Please repeat the whole listing exactly, but leave out any picture it holds.

Top of Data listing

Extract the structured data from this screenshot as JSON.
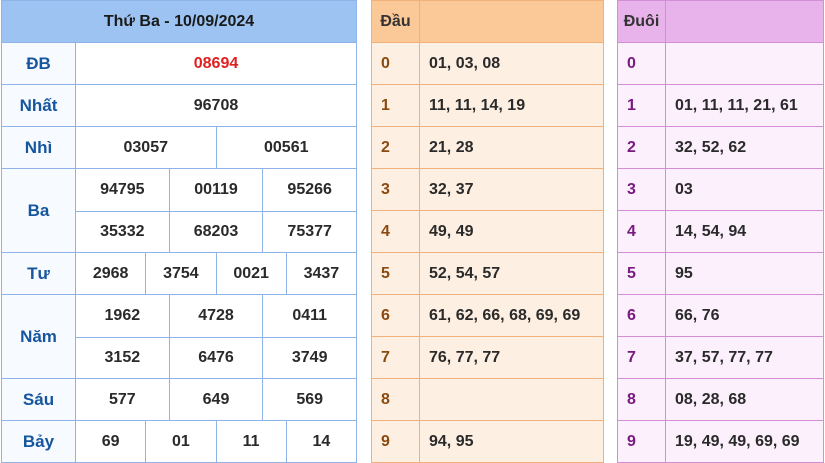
{
  "results": {
    "title": "Thứ Ba - 10/09/2024",
    "special": "08694",
    "labels": {
      "db": "ĐB",
      "nhat": "Nhất",
      "nhi": "Nhì",
      "ba": "Ba",
      "tu": "Tư",
      "nam": "Năm",
      "sau": "Sáu",
      "bay": "Bảy"
    },
    "nhat": [
      "96708"
    ],
    "nhi": [
      "03057",
      "00561"
    ],
    "ba": [
      "94795",
      "00119",
      "95266",
      "35332",
      "68203",
      "75377"
    ],
    "tu": [
      "2968",
      "3754",
      "0021",
      "3437"
    ],
    "nam": [
      "1962",
      "4728",
      "0411",
      "3152",
      "6476",
      "3749"
    ],
    "sau": [
      "577",
      "649",
      "569"
    ],
    "bay": [
      "69",
      "01",
      "11",
      "14"
    ]
  },
  "head": {
    "title": "Đầu",
    "rows": [
      {
        "key": "0",
        "val": "01, 03, 08"
      },
      {
        "key": "1",
        "val": "11, 11, 14, 19"
      },
      {
        "key": "2",
        "val": "21, 28"
      },
      {
        "key": "3",
        "val": "32, 37"
      },
      {
        "key": "4",
        "val": "49, 49"
      },
      {
        "key": "5",
        "val": "52, 54, 57"
      },
      {
        "key": "6",
        "val": "61, 62, 66, 68, 69, 69"
      },
      {
        "key": "7",
        "val": "76, 77, 77"
      },
      {
        "key": "8",
        "val": ""
      },
      {
        "key": "9",
        "val": "94, 95"
      }
    ]
  },
  "tail": {
    "title": "Đuôi",
    "rows": [
      {
        "key": "0",
        "val": ""
      },
      {
        "key": "1",
        "val": "01, 11, 11, 21, 61"
      },
      {
        "key": "2",
        "val": "32, 52, 62"
      },
      {
        "key": "3",
        "val": "03"
      },
      {
        "key": "4",
        "val": "14, 54, 94"
      },
      {
        "key": "5",
        "val": "95"
      },
      {
        "key": "6",
        "val": "66, 76"
      },
      {
        "key": "7",
        "val": "37, 57, 77, 77"
      },
      {
        "key": "8",
        "val": "08, 28, 68"
      },
      {
        "key": "9",
        "val": "19, 49, 49, 69, 69"
      }
    ]
  },
  "colors": {
    "special_number": "#e02020",
    "label_text": "#15569e",
    "results_header_bg": "#9cc3f2",
    "head_header_bg": "#fbc898",
    "tail_header_bg": "#e8b3ea"
  }
}
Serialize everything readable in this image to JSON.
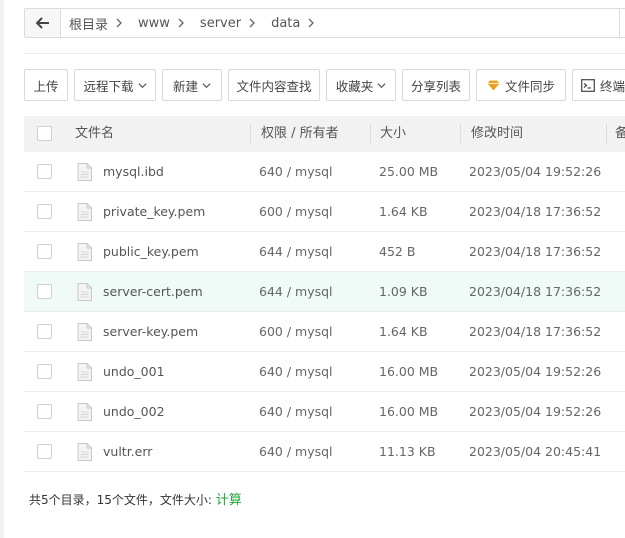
{
  "breadcrumb": {
    "items": [
      "根目录",
      "www",
      "server",
      "data"
    ]
  },
  "toolbar": {
    "upload": "上传",
    "remote_download": "远程下载",
    "new": "新建",
    "content_search": "文件内容查找",
    "favorites": "收藏夹",
    "share_list": "分享列表",
    "file_sync": "文件同步",
    "terminal": "终端"
  },
  "table": {
    "headers": {
      "name": "文件名",
      "perm": "权限 / 所有者",
      "size": "大小",
      "mtime": "修改时间",
      "note": "备"
    },
    "rows": [
      {
        "name": "mysql.ibd",
        "perm": "640 / mysql",
        "size": "25.00 MB",
        "mtime": "2023/05/04 19:52:26"
      },
      {
        "name": "private_key.pem",
        "perm": "600 / mysql",
        "size": "1.64 KB",
        "mtime": "2023/04/18 17:36:52"
      },
      {
        "name": "public_key.pem",
        "perm": "644 / mysql",
        "size": "452 B",
        "mtime": "2023/04/18 17:36:52"
      },
      {
        "name": "server-cert.pem",
        "perm": "644 / mysql",
        "size": "1.09 KB",
        "mtime": "2023/04/18 17:36:52"
      },
      {
        "name": "server-key.pem",
        "perm": "600 / mysql",
        "size": "1.64 KB",
        "mtime": "2023/04/18 17:36:52"
      },
      {
        "name": "undo_001",
        "perm": "640 / mysql",
        "size": "16.00 MB",
        "mtime": "2023/05/04 19:52:26"
      },
      {
        "name": "undo_002",
        "perm": "640 / mysql",
        "size": "16.00 MB",
        "mtime": "2023/05/04 19:52:26"
      },
      {
        "name": "vultr.err",
        "perm": "640 / mysql",
        "size": "11.13 KB",
        "mtime": "2023/05/04 20:45:41"
      }
    ]
  },
  "footer": {
    "summary": "共5个目录，15个文件，文件大小: ",
    "calc_label": "计算"
  },
  "colors": {
    "accent_green": "#20a53a",
    "row_highlight": "#f0faf6",
    "header_bg": "#f2f2f2"
  }
}
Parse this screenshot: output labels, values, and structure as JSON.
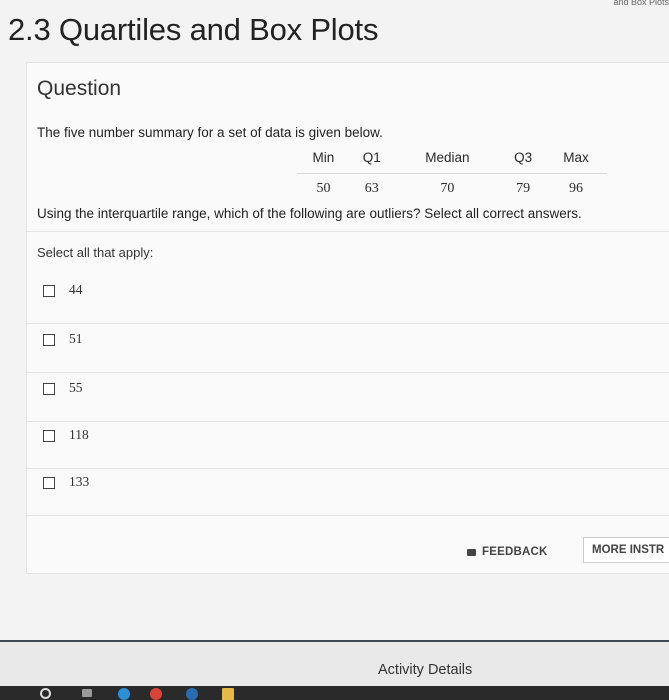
{
  "page": {
    "top_strip_text": "and Box Plots",
    "title": "2.3 Quartiles and Box Plots"
  },
  "question": {
    "heading": "Question",
    "prompt": "The five number summary for a set of data is given below.",
    "summary_headers": [
      "Min",
      "Q1",
      "Median",
      "Q3",
      "Max"
    ],
    "summary_values": [
      "50",
      "63",
      "70",
      "79",
      "96"
    ],
    "instruction": "Using the interquartile range, which of the following are outliers? Select all correct answers.",
    "select_label": "Select all that apply:",
    "options": [
      {
        "label": "44",
        "checked": false
      },
      {
        "label": "51",
        "checked": false
      },
      {
        "label": "55",
        "checked": false
      },
      {
        "label": "118",
        "checked": false
      },
      {
        "label": "133",
        "checked": false
      }
    ]
  },
  "actions": {
    "feedback_label": "FEEDBACK",
    "more_label": "MORE INSTR"
  },
  "footer": {
    "activity_details": "Activity Details"
  },
  "dock": {
    "icons": [
      "search-icon",
      "task-view-icon",
      "edge-icon",
      "chrome-icon",
      "file-explorer-icon"
    ]
  }
}
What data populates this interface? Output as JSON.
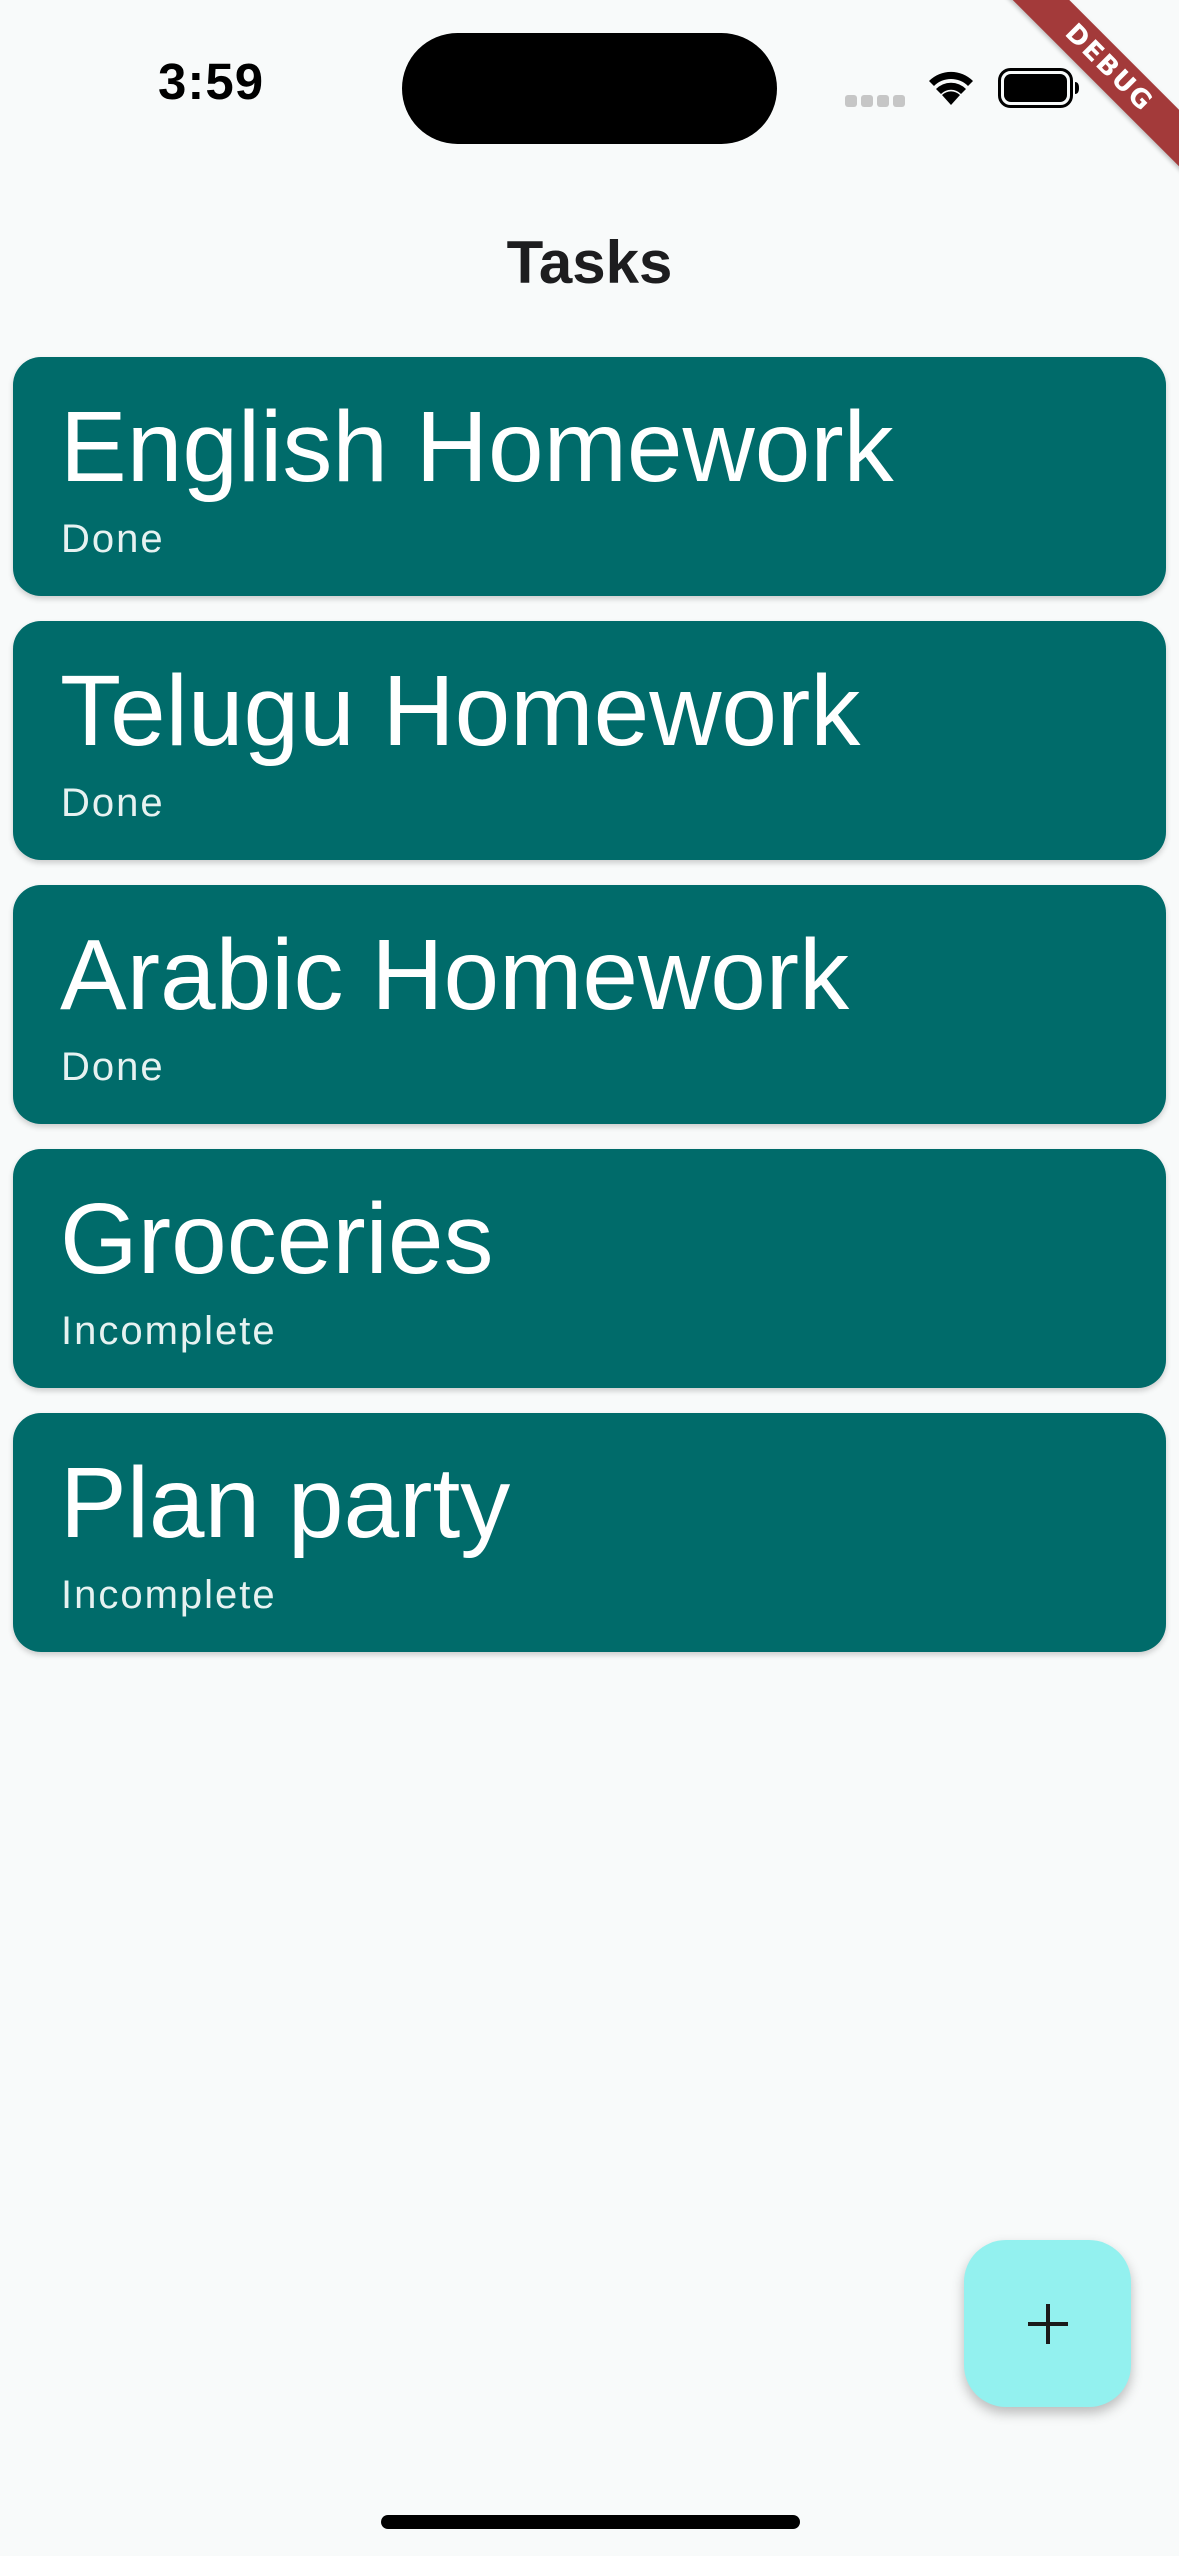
{
  "status_bar": {
    "time": "3:59",
    "icons": [
      "cellular-signal-icon",
      "wifi-icon",
      "battery-icon"
    ]
  },
  "debug_banner": {
    "label": "DEBUG",
    "color": "#a33a3a"
  },
  "app_bar": {
    "title": "Tasks"
  },
  "tasks": [
    {
      "title": "English Homework",
      "status": "Done"
    },
    {
      "title": "Telugu Homework",
      "status": "Done"
    },
    {
      "title": "Arabic Homework",
      "status": "Done"
    },
    {
      "title": "Groceries",
      "status": "Incomplete"
    },
    {
      "title": "Plan party",
      "status": "Incomplete"
    }
  ],
  "fab": {
    "icon": "plus-icon"
  },
  "colors": {
    "card_background": "#006b6a",
    "fab_background": "#93f1ef",
    "page_background": "#f8fafa"
  }
}
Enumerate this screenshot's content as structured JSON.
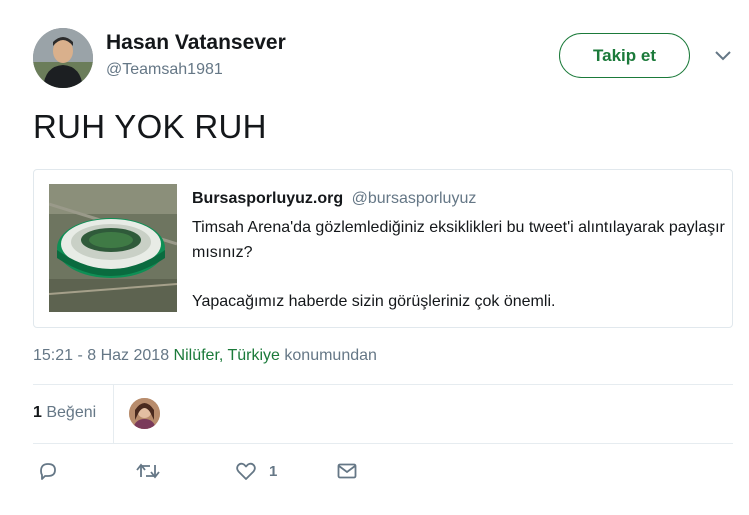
{
  "author": {
    "name": "Hasan Vatansever",
    "handle": "@Teamsah1981"
  },
  "follow_button": "Takip et",
  "tweet_text": "RUH YOK RUH",
  "quoted": {
    "name": "Bursasporluyuz.org",
    "handle": "@bursasporluyuz",
    "body_line1": "Timsah Arena'da gözlemlediğiniz eksiklikleri bu tweet'i alıntılayarak paylaşır mısınız?",
    "body_line2": "Yapacağımız haberde sizin görüşleriniz çok önemli."
  },
  "meta": {
    "time": "15:21 - 8 Haz 2018",
    "location": "Nilüfer, Türkiye",
    "location_suffix": "konumundan"
  },
  "stats": {
    "likes_count": "1",
    "likes_label": "Beğeni"
  },
  "actions": {
    "like_count": "1"
  },
  "colors": {
    "accent": "#1b7a3a",
    "secondary_text": "#657786",
    "border": "#e1e8ed"
  }
}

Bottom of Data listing

**Your response**
Extract the structured data from this screenshot as JSON.
{
  "results": {
    "title": "Thứ Ba - 10/09/2024",
    "special": "08694",
    "labels": {
      "db": "ĐB",
      "nhat": "Nhất",
      "nhi": "Nhì",
      "ba": "Ba",
      "tu": "Tư",
      "nam": "Năm",
      "sau": "Sáu",
      "bay": "Bảy"
    },
    "nhat": [
      "96708"
    ],
    "nhi": [
      "03057",
      "00561"
    ],
    "ba": [
      "94795",
      "00119",
      "95266",
      "35332",
      "68203",
      "75377"
    ],
    "tu": [
      "2968",
      "3754",
      "0021",
      "3437"
    ],
    "nam": [
      "1962",
      "4728",
      "0411",
      "3152",
      "6476",
      "3749"
    ],
    "sau": [
      "577",
      "649",
      "569"
    ],
    "bay": [
      "69",
      "01",
      "11",
      "14"
    ]
  },
  "head": {
    "title": "Đầu",
    "rows": [
      {
        "key": "0",
        "val": "01, 03, 08"
      },
      {
        "key": "1",
        "val": "11, 11, 14, 19"
      },
      {
        "key": "2",
        "val": "21, 28"
      },
      {
        "key": "3",
        "val": "32, 37"
      },
      {
        "key": "4",
        "val": "49, 49"
      },
      {
        "key": "5",
        "val": "52, 54, 57"
      },
      {
        "key": "6",
        "val": "61, 62, 66, 68, 69, 69"
      },
      {
        "key": "7",
        "val": "76, 77, 77"
      },
      {
        "key": "8",
        "val": ""
      },
      {
        "key": "9",
        "val": "94, 95"
      }
    ]
  },
  "tail": {
    "title": "Đuôi",
    "rows": [
      {
        "key": "0",
        "val": ""
      },
      {
        "key": "1",
        "val": "01, 11, 11, 21, 61"
      },
      {
        "key": "2",
        "val": "32, 52, 62"
      },
      {
        "key": "3",
        "val": "03"
      },
      {
        "key": "4",
        "val": "14, 54, 94"
      },
      {
        "key": "5",
        "val": "95"
      },
      {
        "key": "6",
        "val": "66, 76"
      },
      {
        "key": "7",
        "val": "37, 57, 77, 77"
      },
      {
        "key": "8",
        "val": "08, 28, 68"
      },
      {
        "key": "9",
        "val": "19, 49, 49, 69, 69"
      }
    ]
  },
  "colors": {
    "special_number": "#e02020",
    "label_text": "#15569e",
    "results_header_bg": "#9cc3f2",
    "head_header_bg": "#fbc898",
    "tail_header_bg": "#e8b3ea"
  }
}
Serialize everything readable in this image to JSON.
{
  "breadcrumb": {
    "items": [
      "根目录",
      "www",
      "server",
      "data"
    ]
  },
  "toolbar": {
    "upload": "上传",
    "remote_download": "远程下载",
    "new": "新建",
    "content_search": "文件内容查找",
    "favorites": "收藏夹",
    "share_list": "分享列表",
    "file_sync": "文件同步",
    "terminal": "终端"
  },
  "table": {
    "headers": {
      "name": "文件名",
      "perm": "权限 / 所有者",
      "size": "大小",
      "mtime": "修改时间",
      "note": "备"
    },
    "rows": [
      {
        "name": "mysql.ibd",
        "perm": "640 / mysql",
        "size": "25.00 MB",
        "mtime": "2023/05/04 19:52:26"
      },
      {
        "name": "private_key.pem",
        "perm": "600 / mysql",
        "size": "1.64 KB",
        "mtime": "2023/04/18 17:36:52"
      },
      {
        "name": "public_key.pem",
        "perm": "644 / mysql",
        "size": "452 B",
        "mtime": "2023/04/18 17:36:52"
      },
      {
        "name": "server-cert.pem",
        "perm": "644 / mysql",
        "size": "1.09 KB",
        "mtime": "2023/04/18 17:36:52"
      },
      {
        "name": "server-key.pem",
        "perm": "600 / mysql",
        "size": "1.64 KB",
        "mtime": "2023/04/18 17:36:52"
      },
      {
        "name": "undo_001",
        "perm": "640 / mysql",
        "size": "16.00 MB",
        "mtime": "2023/05/04 19:52:26"
      },
      {
        "name": "undo_002",
        "perm": "640 / mysql",
        "size": "16.00 MB",
        "mtime": "2023/05/04 19:52:26"
      },
      {
        "name": "vultr.err",
        "perm": "640 / mysql",
        "size": "11.13 KB",
        "mtime": "2023/05/04 20:45:41"
      }
    ]
  },
  "footer": {
    "summary": "共5个目录，15个文件，文件大小: ",
    "calc_label": "计算"
  },
  "colors": {
    "accent_green": "#20a53a",
    "row_highlight": "#f0faf6",
    "header_bg": "#f2f2f2"
  }
}
Parse this screenshot: output labels, values, and structure as JSON.
{
  "page": {
    "top_strip_text": "and Box Plots",
    "title": "2.3 Quartiles and Box Plots"
  },
  "question": {
    "heading": "Question",
    "prompt": "The five number summary for a set of data is given below.",
    "summary_headers": [
      "Min",
      "Q1",
      "Median",
      "Q3",
      "Max"
    ],
    "summary_values": [
      "50",
      "63",
      "70",
      "79",
      "96"
    ],
    "instruction": "Using the interquartile range, which of the following are outliers? Select all correct answers.",
    "select_label": "Select all that apply:",
    "options": [
      {
        "label": "44",
        "checked": false
      },
      {
        "label": "51",
        "checked": false
      },
      {
        "label": "55",
        "checked": false
      },
      {
        "label": "118",
        "checked": false
      },
      {
        "label": "133",
        "checked": false
      }
    ]
  },
  "actions": {
    "feedback_label": "FEEDBACK",
    "more_label": "MORE INSTR"
  },
  "footer": {
    "activity_details": "Activity Details"
  },
  "dock": {
    "icons": [
      "search-icon",
      "task-view-icon",
      "edge-icon",
      "chrome-icon",
      "file-explorer-icon"
    ]
  }
}
What data populates this interface? Output as JSON.
{
  "status_bar": {
    "time": "3:59",
    "icons": [
      "cellular-signal-icon",
      "wifi-icon",
      "battery-icon"
    ]
  },
  "debug_banner": {
    "label": "DEBUG",
    "color": "#a33a3a"
  },
  "app_bar": {
    "title": "Tasks"
  },
  "tasks": [
    {
      "title": "English Homework",
      "status": "Done"
    },
    {
      "title": "Telugu Homework",
      "status": "Done"
    },
    {
      "title": "Arabic Homework",
      "status": "Done"
    },
    {
      "title": "Groceries",
      "status": "Incomplete"
    },
    {
      "title": "Plan party",
      "status": "Incomplete"
    }
  ],
  "fab": {
    "icon": "plus-icon"
  },
  "colors": {
    "card_background": "#006b6a",
    "fab_background": "#93f1ef",
    "page_background": "#f8fafa"
  }
}
Enumerate this screenshot's content as structured JSON.
{
  "author": {
    "name": "Hasan Vatansever",
    "handle": "@Teamsah1981"
  },
  "follow_button": "Takip et",
  "tweet_text": "RUH YOK RUH",
  "quoted": {
    "name": "Bursasporluyuz.org",
    "handle": "@bursasporluyuz",
    "body_line1": "Timsah Arena'da gözlemlediğiniz eksiklikleri bu tweet'i alıntılayarak paylaşır mısınız?",
    "body_line2": "Yapacağımız haberde sizin görüşleriniz çok önemli."
  },
  "meta": {
    "time": "15:21 - 8 Haz 2018",
    "location": "Nilüfer, Türkiye",
    "location_suffix": "konumundan"
  },
  "stats": {
    "likes_count": "1",
    "likes_label": "Beğeni"
  },
  "actions": {
    "like_count": "1"
  },
  "colors": {
    "accent": "#1b7a3a",
    "secondary_text": "#657786",
    "border": "#e1e8ed"
  }
}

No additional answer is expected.